3. Investors could recognize that Smucker stock's valuation from a free cash flow standpoint is attractive
Data by YCharts.
The primary reason I included this chart is to show that Smucker's valuation based upon free cash flow -- a P/FCF of 13.6 -- appears considerably more attractive than its valuation based upon earnings -- with a P/E of 38.2. The price-earnings ratio is the most common valuation measure used, so investors who don't look beyond that to measures based on cash flows might decide the stock is overpriced. Some of those same investors would likely feel differently if they examined cash flow valuation metrics.
The reason Smucker's P/FCF is relatively quite low is because the company's FCF is powerful. Smucker's FCF got a big boost from the Big Heart acquisition a year ago, though it's been trending upward faster than earnings over the long-term, too. Operating and free cash flows provide a better picture of a company's business performance because they're the real McCoys when it comes to money. By contrast, operating income and net income -- "earnings" -- are merely accounting measures.
From a P/E valuation standpoint, Smucker's stock is about on par with Hershey's, somewhat pricier than Hormel's, and much pricier than Mondelez's. (ConAgra doesn't currently have a P/E ratio because it has negative earnings.) However, from a P/FCF standpoint, Smucker's stock is by far the most reasonably valued. The point is that using different valuation metrics to make relative valuation judgments about stocks in the packaged food group yield different findings.
Jelling it togetherSmucker stock could rise if Dunkin' Donuts K-Cups continue fueling the coffee segment's already strong results, if the Big Heart acquisition outperforms expectations, and/or if more investors recognize that Smucker's valuation based on free cash flow is compelling.
The article 3 Reasons Smucker Stock Could Rise originally appeared on Fool.com.
Beth McKenna has no position in any stocks mentioned, though she believes Smucker needs to offer nut butters other than just peanut butter.The Motley Fool recommends Procter & Gamble. Try any of our Foolish newsletter services free for 30 days. We Fools may not all hold the same opinions, but we all believe that considering a diverse range of insights makes us better investors. The Motley Fool has a disclosure policy.

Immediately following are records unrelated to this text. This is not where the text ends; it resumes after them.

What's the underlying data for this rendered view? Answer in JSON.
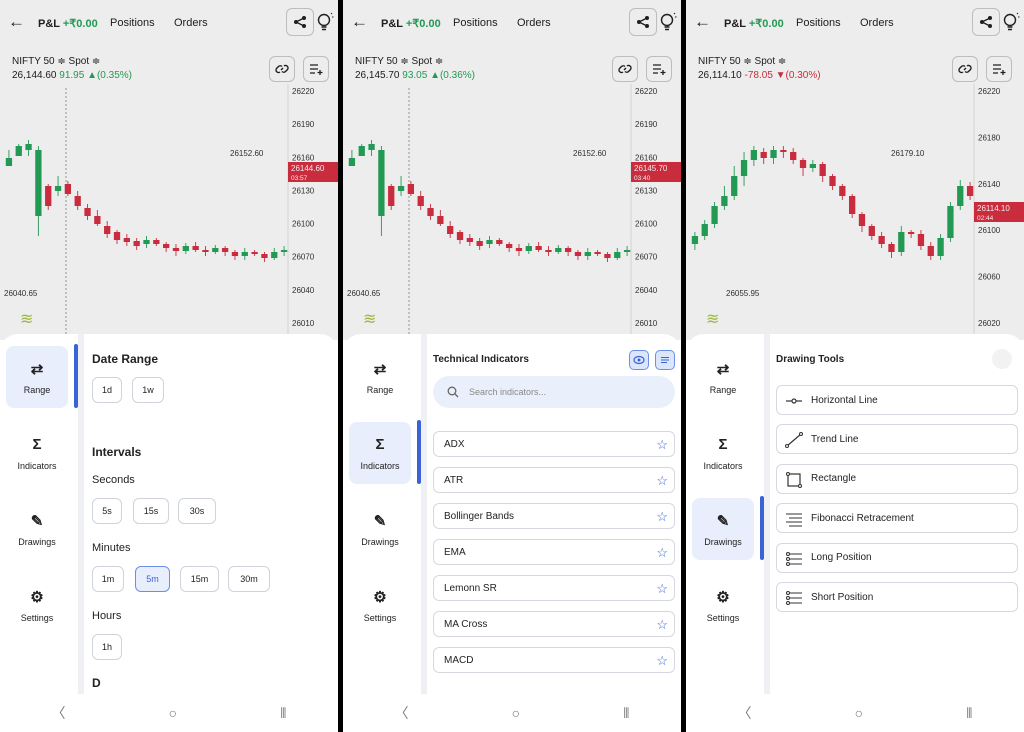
{
  "colors": {
    "up": "#26a65b",
    "down": "#d93042",
    "accent": "#3a63d8",
    "price_tag": "#d93042"
  },
  "topbar": {
    "pnl_label": "P&L",
    "pnl_value": "+₹0.00",
    "tab_positions": "Positions",
    "tab_orders": "Orders"
  },
  "side_labels": {
    "range": "Range",
    "indicators": "Indicators",
    "drawings": "Drawings",
    "settings": "Settings"
  },
  "screens": [
    {
      "symbol": "NIFTY 50 ≑ Spot ≑",
      "ltp": "26,144.60",
      "change": "91.95 ▲(0.35%)",
      "direction": "up",
      "y_axis": [
        "26220",
        "26190",
        "26160",
        "26130",
        "26100",
        "26070",
        "26040",
        "26010"
      ],
      "high_label": "26152.60",
      "low_label": "26040.65",
      "tag_price": "26144.60",
      "tag_time": "03:57"
    },
    {
      "symbol": "NIFTY 50 ≑ Spot ≑",
      "ltp": "26,145.70",
      "change": "93.05 ▲(0.36%)",
      "direction": "up",
      "y_axis": [
        "26220",
        "26190",
        "26160",
        "26130",
        "26100",
        "26070",
        "26040",
        "26010"
      ],
      "high_label": "26152.60",
      "low_label": "26040.65",
      "tag_price": "26145.70",
      "tag_time": "03:40"
    },
    {
      "symbol": "NIFTY 50 ≑ Spot ≑",
      "ltp": "26,114.10",
      "change": "-78.05 ▼(0.30%)",
      "direction": "down",
      "y_axis": [
        "26220",
        "26180",
        "26140",
        "26100",
        "26060",
        "26020"
      ],
      "high_label": "26179.10",
      "low_label": "26055.95",
      "tag_price": "26114.10",
      "tag_time": "02:44"
    }
  ],
  "range_panel": {
    "date_range_title": "Date Range",
    "date_chips": [
      "1d",
      "1w"
    ],
    "intervals_title": "Intervals",
    "seconds_label": "Seconds",
    "seconds": [
      "5s",
      "15s",
      "30s"
    ],
    "minutes_label": "Minutes",
    "minutes": [
      "1m",
      "5m",
      "15m",
      "30m"
    ],
    "selected_minute": "5m",
    "hours_label": "Hours",
    "hours": [
      "1h"
    ],
    "cut_label": "D"
  },
  "indicators_panel": {
    "title": "Technical Indicators",
    "search_placeholder": "Search indicators...",
    "items": [
      "ADX",
      "ATR",
      "Bollinger Bands",
      "EMA",
      "Lemonn SR",
      "MA Cross",
      "MACD"
    ]
  },
  "drawings_panel": {
    "title": "Drawing Tools",
    "tools": [
      "Horizontal Line",
      "Trend Line",
      "Rectangle",
      "Fibonacci Retracement",
      "Long Position",
      "Short Position"
    ]
  }
}
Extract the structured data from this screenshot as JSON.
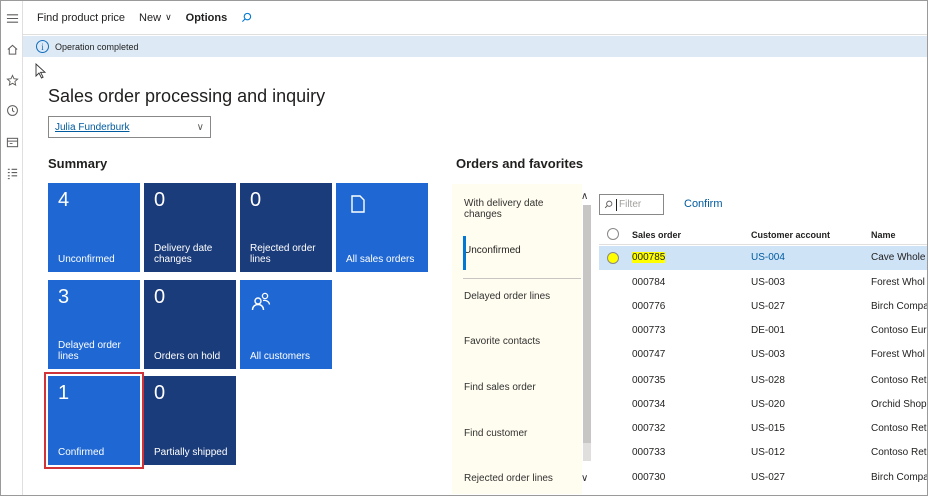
{
  "actionbar": {
    "find_price": "Find product price",
    "new": "New",
    "options": "Options"
  },
  "infobar": {
    "message": "Operation completed"
  },
  "page": {
    "title": "Sales order processing and inquiry",
    "user": "Julia Funderburk"
  },
  "summary": {
    "heading": "Summary",
    "tiles": [
      {
        "count": "4",
        "label": "Unconfirmed"
      },
      {
        "count": "0",
        "label": "Delivery date changes"
      },
      {
        "count": "0",
        "label": "Rejected order lines"
      },
      {
        "label": "All sales orders",
        "icon": "document-icon"
      },
      {
        "count": "3",
        "label": "Delayed order lines"
      },
      {
        "count": "0",
        "label": "Orders on hold"
      },
      {
        "label": "All customers",
        "icon": "people-icon"
      },
      {
        "count": "1",
        "label": "Confirmed"
      },
      {
        "count": "0",
        "label": "Partially shipped"
      }
    ]
  },
  "orders": {
    "heading": "Orders and favorites",
    "tabs": [
      "With delivery date changes",
      "Unconfirmed",
      "Delayed order lines",
      "Favorite contacts",
      "Find sales order",
      "Find customer",
      "Rejected order lines"
    ],
    "filter_placeholder": "Filter",
    "confirm": "Confirm",
    "columns": [
      "Sales order",
      "Customer account",
      "Name"
    ],
    "rows": [
      {
        "order": "000785",
        "account": "US-004",
        "name": "Cave Whole"
      },
      {
        "order": "000784",
        "account": "US-003",
        "name": "Forest Whol"
      },
      {
        "order": "000776",
        "account": "US-027",
        "name": "Birch Compa"
      },
      {
        "order": "000773",
        "account": "DE-001",
        "name": "Contoso Eur"
      },
      {
        "order": "000747",
        "account": "US-003",
        "name": "Forest Whol"
      },
      {
        "order": "000735",
        "account": "US-028",
        "name": "Contoso Ret"
      },
      {
        "order": "000734",
        "account": "US-020",
        "name": "Orchid Shop"
      },
      {
        "order": "000732",
        "account": "US-015",
        "name": "Contoso Ret"
      },
      {
        "order": "000733",
        "account": "US-012",
        "name": "Contoso Ret"
      },
      {
        "order": "000730",
        "account": "US-027",
        "name": "Birch Compa"
      }
    ]
  },
  "colors": {
    "tile_dark": "#1b3c7a",
    "tile_blue": "#1f68d3",
    "selection_outline": "#d13438",
    "info_bar": "#ddeaf6",
    "link": "#005a9e",
    "highlight": "#ffff00"
  }
}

Copyright 1995 - 2016 The Motley Fool, LLC. All rights reserved. The Motley Fool has a disclosure policy.